### MATERIAL PROVIDED
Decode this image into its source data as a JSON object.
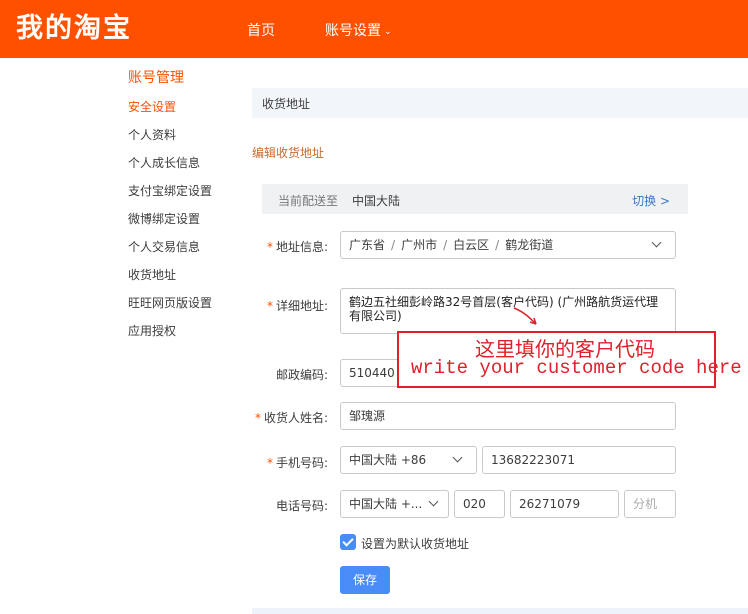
{
  "header": {
    "logo": "我的淘宝",
    "nav": [
      {
        "label": "首页"
      },
      {
        "label": "账号设置"
      }
    ],
    "caret": "⌄"
  },
  "sidebar": {
    "title": "账号管理",
    "items": [
      {
        "label": "安全设置",
        "active": true
      },
      {
        "label": "个人资料"
      },
      {
        "label": "个人成长信息"
      },
      {
        "label": "支付宝绑定设置"
      },
      {
        "label": "微博绑定设置"
      },
      {
        "label": "个人交易信息"
      },
      {
        "label": "收货地址"
      },
      {
        "label": "旺旺网页版设置"
      },
      {
        "label": "应用授权"
      }
    ]
  },
  "main": {
    "section_title": "收货地址",
    "edit_title": "编辑收货地址",
    "deliver": {
      "label": "当前配送至",
      "value": "中国大陆",
      "switch_label": "切换 >"
    },
    "form": {
      "required_mark": "*",
      "region": {
        "label": "地址信息:",
        "province": "广东省",
        "city": "广州市",
        "district": "白云区",
        "street": "鹤龙街道",
        "separator": "/"
      },
      "detail": {
        "label": "详细地址:",
        "value": "鹤边五社细彭岭路32号首层(客户代码)   (广州路航货运代理有限公司)"
      },
      "postal": {
        "label": "邮政编码:",
        "value": "510440"
      },
      "name": {
        "label": "收货人姓名:",
        "value": "邹瑰源"
      },
      "mobile": {
        "label": "手机号码:",
        "country": "中国大陆 +86",
        "value": "13682223071"
      },
      "phone": {
        "label": "电话号码:",
        "country": "中国大陆 +...",
        "area_code": "020",
        "number": "26271079",
        "extension_placeholder": "分机"
      },
      "default_checkbox": {
        "label": "设置为默认收货地址",
        "checked": true
      },
      "save_label": "保存"
    }
  },
  "annotation": {
    "cn": "这里填你的客户代码",
    "en": "write your customer code here",
    "color": "#e0202a"
  },
  "colors": {
    "brand": "#ff5000",
    "accent_blue": "#4a8cf7",
    "link_blue": "#3a77c2"
  }
}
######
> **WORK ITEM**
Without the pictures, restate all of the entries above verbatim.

> **EXPECTED ANSWER**
Decode this image into its source data as a JSON object.
{
  "header": {
    "logo": "我的淘宝",
    "nav": [
      {
        "label": "首页"
      },
      {
        "label": "账号设置"
      }
    ],
    "caret": "⌄"
  },
  "sidebar": {
    "title": "账号管理",
    "items": [
      {
        "label": "安全设置",
        "active": true
      },
      {
        "label": "个人资料"
      },
      {
        "label": "个人成长信息"
      },
      {
        "label": "支付宝绑定设置"
      },
      {
        "label": "微博绑定设置"
      },
      {
        "label": "个人交易信息"
      },
      {
        "label": "收货地址"
      },
      {
        "label": "旺旺网页版设置"
      },
      {
        "label": "应用授权"
      }
    ]
  },
  "main": {
    "section_title": "收货地址",
    "edit_title": "编辑收货地址",
    "deliver": {
      "label": "当前配送至",
      "value": "中国大陆",
      "switch_label": "切换 >"
    },
    "form": {
      "required_mark": "*",
      "region": {
        "label": "地址信息:",
        "province": "广东省",
        "city": "广州市",
        "district": "白云区",
        "street": "鹤龙街道",
        "separator": "/"
      },
      "detail": {
        "label": "详细地址:",
        "value": "鹤边五社细彭岭路32号首层(客户代码)   (广州路航货运代理有限公司)"
      },
      "postal": {
        "label": "邮政编码:",
        "value": "510440"
      },
      "name": {
        "label": "收货人姓名:",
        "value": "邹瑰源"
      },
      "mobile": {
        "label": "手机号码:",
        "country": "中国大陆 +86",
        "value": "13682223071"
      },
      "phone": {
        "label": "电话号码:",
        "country": "中国大陆 +...",
        "area_code": "020",
        "number": "26271079",
        "extension_placeholder": "分机"
      },
      "default_checkbox": {
        "label": "设置为默认收货地址",
        "checked": true
      },
      "save_label": "保存"
    }
  },
  "annotation": {
    "cn": "这里填你的客户代码",
    "en": "write your customer code here",
    "color": "#e0202a"
  },
  "colors": {
    "brand": "#ff5000",
    "accent_blue": "#4a8cf7",
    "link_blue": "#3a77c2"
  }
}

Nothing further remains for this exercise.